**WORK TO BE COMPLETED**
From the entries below, return every line that includes the word "icon".

Excerpts from a dataset
■ ■ ■ ■

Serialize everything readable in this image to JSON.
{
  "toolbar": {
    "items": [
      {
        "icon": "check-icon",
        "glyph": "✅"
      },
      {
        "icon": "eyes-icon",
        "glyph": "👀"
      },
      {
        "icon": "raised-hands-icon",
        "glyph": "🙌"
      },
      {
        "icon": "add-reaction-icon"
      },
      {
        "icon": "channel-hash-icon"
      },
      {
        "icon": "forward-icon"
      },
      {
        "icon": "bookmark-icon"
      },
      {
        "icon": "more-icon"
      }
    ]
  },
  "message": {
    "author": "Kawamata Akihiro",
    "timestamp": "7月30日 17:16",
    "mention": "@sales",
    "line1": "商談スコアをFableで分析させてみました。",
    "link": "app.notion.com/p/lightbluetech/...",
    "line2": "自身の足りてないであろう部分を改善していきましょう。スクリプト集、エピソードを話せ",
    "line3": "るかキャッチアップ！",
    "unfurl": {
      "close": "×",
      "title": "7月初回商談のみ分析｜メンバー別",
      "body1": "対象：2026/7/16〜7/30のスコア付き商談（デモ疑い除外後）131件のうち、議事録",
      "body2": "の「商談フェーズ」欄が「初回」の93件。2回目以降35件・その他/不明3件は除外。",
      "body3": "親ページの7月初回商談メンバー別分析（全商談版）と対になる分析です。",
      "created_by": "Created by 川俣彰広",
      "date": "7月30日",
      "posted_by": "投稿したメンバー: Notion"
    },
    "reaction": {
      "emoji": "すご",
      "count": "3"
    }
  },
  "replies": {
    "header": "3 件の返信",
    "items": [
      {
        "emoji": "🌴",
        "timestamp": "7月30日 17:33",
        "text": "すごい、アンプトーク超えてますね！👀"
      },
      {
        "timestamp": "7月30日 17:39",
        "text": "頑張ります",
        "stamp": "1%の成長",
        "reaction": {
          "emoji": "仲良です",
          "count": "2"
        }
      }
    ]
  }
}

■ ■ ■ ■

**WRITTEN REPLY**
        "icon": "check-icon",
        "icon": "eyes-icon",
        "icon": "raised-hands-icon",
        "icon": "add-reaction-icon"
        "icon": "channel-hash-icon"
        "icon": "forward-icon"
        "icon": "bookmark-icon"
        "icon": "more-icon"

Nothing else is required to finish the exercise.